EFI was incorporated May 25th, 1982 by six non-profit energy organizations with the purposes of helping those member groups and other organizations economically purchase quality conservation products and assisting the public in using energy resources efficiently. EFI’s office was in downtown Framingham, Massachusetts, shared with the social service agency South Middlesex Opportunity Council. Inventory was stored in a small basement room. Initial customers consisted of EFI’s member groups and low-income weatherization programs primarily funded with U.S. Department of Energy (DOE) Weatherization Program Assistance (WAP) dollars. Bradley Steele, the Executive Director of People’s Energy Resource Cooperative (PERC), one of the member organizations, was appointed President. In 1983 EFI organized its first successful coordinated bid for a state-funded weatherization program involving its six member organizations and another fifteen community action agencies, and EFI hired its first part-time employee, Janice Scoppa, in 1984.
In 1985 some of EFI’s member organizations collaborated and won a bid to operate a Department of Energy (DOE) approved Residential Conservation Service (RCS) energy audit program for Boston Edison. The audit program was unique in that it was the first RCS program in the country to include the direct installation of products in people’s homes during the audit, and to provide contractor arranging for customers wishing to undertake major measures. In 1986 EFI designed a mail order materials program service for the households that received one of these Boston Edison energy audits. The success of this mail order materials program led to it being mandated by the Massachusetts State Energy Office for all RCS audit programs in Massachusetts, and in 1988 EFI designed the first residential lighting mail order catalog program in the country, promoting compact fluorescent light bulbs and fixtures.
From 1988 to 1990 Bradley Steele and other members of EFI’s Board of Directors were involved in regulatory proceedings that led to the adoption of least cost planning, or integrated resource management (IRM), for electric utilities in New England. This process, labeled the Collaborative Approach, and the program design that came out of it, became the model for many demand-side management (DSM) programs that have been implemented across the United States.

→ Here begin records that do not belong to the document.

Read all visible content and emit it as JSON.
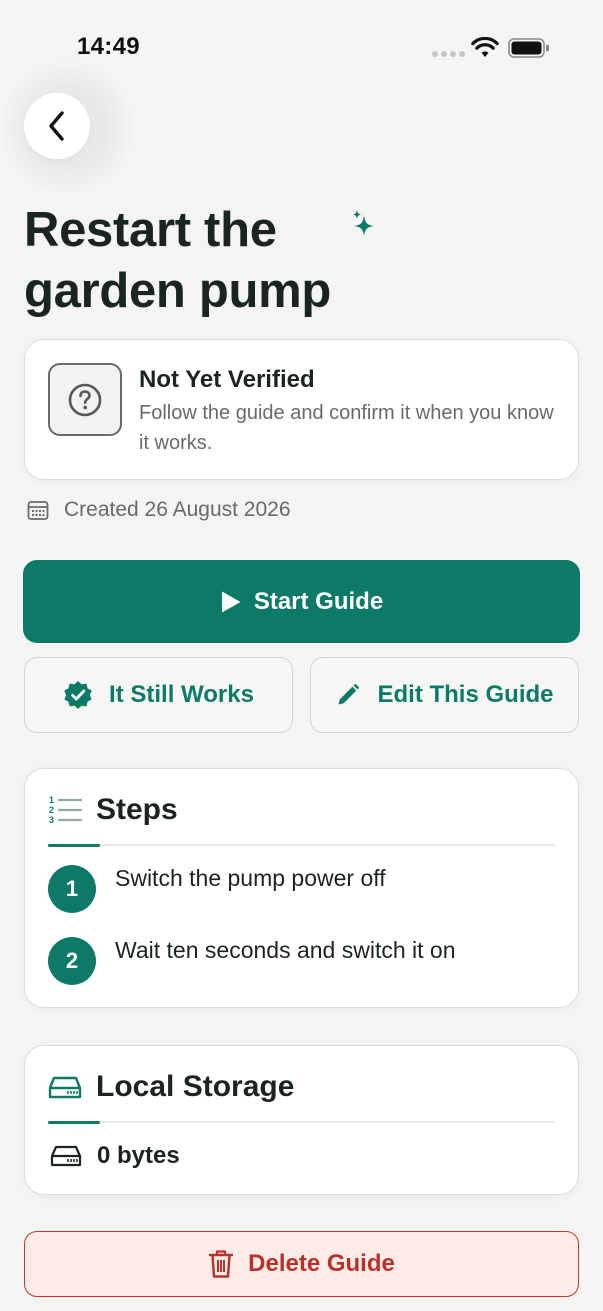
{
  "status_bar": {
    "time": "14:49"
  },
  "header": {
    "title": "Restart the garden pump"
  },
  "verification": {
    "title": "Not Yet Verified",
    "description": "Follow the guide and confirm it when you know it works."
  },
  "created": {
    "label": "Created 26 August 2026"
  },
  "actions": {
    "start_label": "Start Guide",
    "still_works_label": "It Still Works",
    "edit_label": "Edit This Guide",
    "delete_label": "Delete Guide"
  },
  "steps": {
    "title": "Steps",
    "items": [
      {
        "number": "1",
        "text": "Switch the pump power off"
      },
      {
        "number": "2",
        "text": "Wait ten seconds and switch it on"
      }
    ]
  },
  "storage": {
    "title": "Local Storage",
    "value": "0 bytes"
  },
  "colors": {
    "accent": "#0c7a66",
    "danger": "#b8322a",
    "danger_bg": "#fdebea",
    "background": "#f3f4f3"
  },
  "icons": {
    "back": "chevron-left-icon",
    "sparkle": "sparkle-icon",
    "question": "question-circle-icon",
    "calendar": "calendar-icon",
    "play": "play-icon",
    "verified": "verified-badge-icon",
    "edit": "pencil-icon",
    "steps": "numbered-list-icon",
    "storage": "drive-icon",
    "delete": "trash-icon"
  }
}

EFI has since grown to become one of the leading promoters of residential energy efficiency-related products in the United States, distributing products directly through our Consumer and Wholesale Divisions, and administrating high-quality utility-sponsored rebate programs through our Incentive Processing Division.